== Data to examine ==

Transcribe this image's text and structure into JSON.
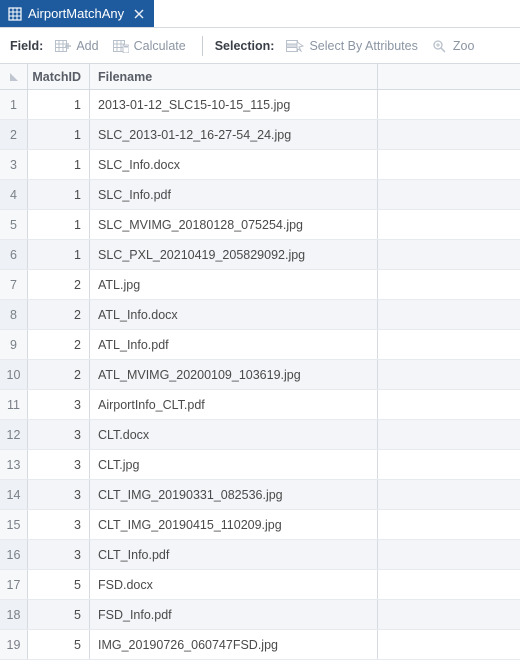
{
  "tab": {
    "title": "AirportMatchAny"
  },
  "toolbar": {
    "field_label": "Field:",
    "add_label": "Add",
    "calculate_label": "Calculate",
    "selection_label": "Selection:",
    "select_by_attributes_label": "Select By Attributes",
    "zoom_label": "Zoo"
  },
  "table": {
    "columns": {
      "matchid": "MatchID",
      "filename": "Filename"
    },
    "rows": [
      {
        "n": "1",
        "matchid": "1",
        "filename": "2013-01-12_SLC15-10-15_115.jpg"
      },
      {
        "n": "2",
        "matchid": "1",
        "filename": "SLC_2013-01-12_16-27-54_24.jpg"
      },
      {
        "n": "3",
        "matchid": "1",
        "filename": "SLC_Info.docx"
      },
      {
        "n": "4",
        "matchid": "1",
        "filename": "SLC_Info.pdf"
      },
      {
        "n": "5",
        "matchid": "1",
        "filename": "SLC_MVIMG_20180128_075254.jpg"
      },
      {
        "n": "6",
        "matchid": "1",
        "filename": "SLC_PXL_20210419_205829092.jpg"
      },
      {
        "n": "7",
        "matchid": "2",
        "filename": "ATL.jpg"
      },
      {
        "n": "8",
        "matchid": "2",
        "filename": "ATL_Info.docx"
      },
      {
        "n": "9",
        "matchid": "2",
        "filename": "ATL_Info.pdf"
      },
      {
        "n": "10",
        "matchid": "2",
        "filename": "ATL_MVIMG_20200109_103619.jpg"
      },
      {
        "n": "11",
        "matchid": "3",
        "filename": "AirportInfo_CLT.pdf"
      },
      {
        "n": "12",
        "matchid": "3",
        "filename": "CLT.docx"
      },
      {
        "n": "13",
        "matchid": "3",
        "filename": "CLT.jpg"
      },
      {
        "n": "14",
        "matchid": "3",
        "filename": "CLT_IMG_20190331_082536.jpg"
      },
      {
        "n": "15",
        "matchid": "3",
        "filename": "CLT_IMG_20190415_110209.jpg"
      },
      {
        "n": "16",
        "matchid": "3",
        "filename": "CLT_Info.pdf"
      },
      {
        "n": "17",
        "matchid": "5",
        "filename": "FSD.docx"
      },
      {
        "n": "18",
        "matchid": "5",
        "filename": "FSD_Info.pdf"
      },
      {
        "n": "19",
        "matchid": "5",
        "filename": "IMG_20190726_060747FSD.jpg"
      }
    ]
  }
}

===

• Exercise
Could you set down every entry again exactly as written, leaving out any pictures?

• Result for this exercise
Transcribe this image's text and structure into JSON.
{
  "tab": {
    "title": "AirportMatchAny"
  },
  "toolbar": {
    "field_label": "Field:",
    "add_label": "Add",
    "calculate_label": "Calculate",
    "selection_label": "Selection:",
    "select_by_attributes_label": "Select By Attributes",
    "zoom_label": "Zoo"
  },
  "table": {
    "columns": {
      "matchid": "MatchID",
      "filename": "Filename"
    },
    "rows": [
      {
        "n": "1",
        "matchid": "1",
        "filename": "2013-01-12_SLC15-10-15_115.jpg"
      },
      {
        "n": "2",
        "matchid": "1",
        "filename": "SLC_2013-01-12_16-27-54_24.jpg"
      },
      {
        "n": "3",
        "matchid": "1",
        "filename": "SLC_Info.docx"
      },
      {
        "n": "4",
        "matchid": "1",
        "filename": "SLC_Info.pdf"
      },
      {
        "n": "5",
        "matchid": "1",
        "filename": "SLC_MVIMG_20180128_075254.jpg"
      },
      {
        "n": "6",
        "matchid": "1",
        "filename": "SLC_PXL_20210419_205829092.jpg"
      },
      {
        "n": "7",
        "matchid": "2",
        "filename": "ATL.jpg"
      },
      {
        "n": "8",
        "matchid": "2",
        "filename": "ATL_Info.docx"
      },
      {
        "n": "9",
        "matchid": "2",
        "filename": "ATL_Info.pdf"
      },
      {
        "n": "10",
        "matchid": "2",
        "filename": "ATL_MVIMG_20200109_103619.jpg"
      },
      {
        "n": "11",
        "matchid": "3",
        "filename": "AirportInfo_CLT.pdf"
      },
      {
        "n": "12",
        "matchid": "3",
        "filename": "CLT.docx"
      },
      {
        "n": "13",
        "matchid": "3",
        "filename": "CLT.jpg"
      },
      {
        "n": "14",
        "matchid": "3",
        "filename": "CLT_IMG_20190331_082536.jpg"
      },
      {
        "n": "15",
        "matchid": "3",
        "filename": "CLT_IMG_20190415_110209.jpg"
      },
      {
        "n": "16",
        "matchid": "3",
        "filename": "CLT_Info.pdf"
      },
      {
        "n": "17",
        "matchid": "5",
        "filename": "FSD.docx"
      },
      {
        "n": "18",
        "matchid": "5",
        "filename": "FSD_Info.pdf"
      },
      {
        "n": "19",
        "matchid": "5",
        "filename": "IMG_20190726_060747FSD.jpg"
      }
    ]
  }
}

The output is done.